Mold is a living being. This means it doesn’t like temperatures below freezing point or intense heat. You can’t exactly put a wall in the freezer overnight, but a hairdryer can be used to combat mold – the hotter, the better. A hot air dryer from the hardware store will be more effective than the small travel hair dryer you have in your drawer. Repeat the treatment regularly and for at least –four to five minutes, even if no new mold is visible in the area.
Minerals and acidic paint
Either a borax solution (from the mineral borax, also known as tincal) or alkaline paint, i.e. paint with a high pH value, will help in the long term. This can be silicate paint, lime paint or mineral paint. However, before you buy a product, make sure that no organic resins are contained in it. These types of resins are often used as binders in emulsion paints; dispersion paint is not suitable for areas prone to mold growth. If the previous coat consisted of dispersion paint, sand down the surface before repainting.
Elian Bertschi is deputy managing director of Dobler Bautenschutz, a company specialized in mold protection. The director of the company, Franz Dobler, is a court-approved mold expert.
How common is mold in Swiss houses and apartments?
“Common. Very common.”
What are the most frequent causes?
“Buildings are often built too fast, which means that the materials are unable to dry out properly. However, subsequent water damage and incorrect furnishing are also quite often to blame – for example if people place large pieces of furniture too close to outside walls.”
Is there a general rule about how much mold you can treat yourself before you should call in a professional?
“I would say: up to the palm of one hand.”
What is your preferred method for smaller areas like this?
“High-proof ethanol.

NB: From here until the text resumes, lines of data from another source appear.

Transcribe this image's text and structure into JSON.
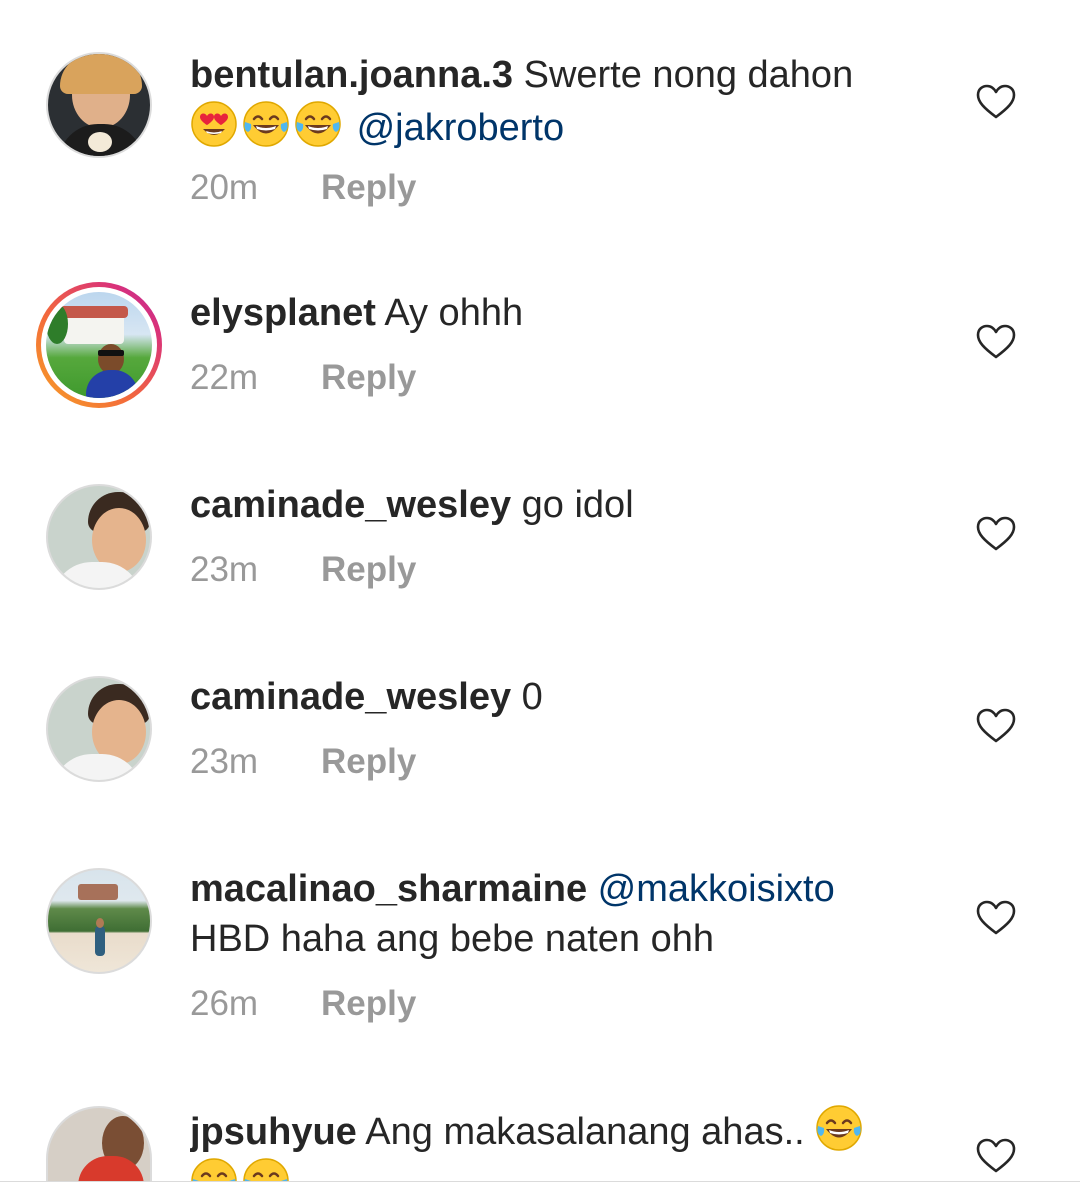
{
  "comments": [
    {
      "username": "bentulan.joanna.3",
      "text": "Swerte nong dahon",
      "emojis": [
        "heart-eyes-emoji",
        "laughing-tears-emoji",
        "laughing-tears-emoji"
      ],
      "mention": "@jakroberto",
      "time": "20m",
      "reply": "Reply"
    },
    {
      "username": "elysplanet",
      "text": "Ay ohhh",
      "time": "22m",
      "reply": "Reply"
    },
    {
      "username": "caminade_wesley",
      "text": "go idol",
      "time": "23m",
      "reply": "Reply"
    },
    {
      "username": "caminade_wesley",
      "text": "0",
      "time": "23m",
      "reply": "Reply"
    },
    {
      "username": "macalinao_sharmaine",
      "mention": "@makkoisixto",
      "text": "HBD haha ang bebe naten ohh",
      "time": "26m",
      "reply": "Reply"
    },
    {
      "username": "jpsuhyue",
      "text": "Ang makasalanang ahas..",
      "emojis": [
        "laughing-tears-emoji",
        "laughing-tears-emoji",
        "laughing-tears-emoji"
      ]
    }
  ],
  "colors": {
    "text": "#262626",
    "meta": "#999999",
    "mention": "#003569",
    "story_ring_start": "#f7a325",
    "story_ring_end": "#b12da6"
  },
  "icons": {
    "like": "heart-outline-icon"
  }
}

Many people use bleach (i.e. chlorine, editor’s note) – and are not aware that in doing so, they are bringing more poison into their apartment or house.”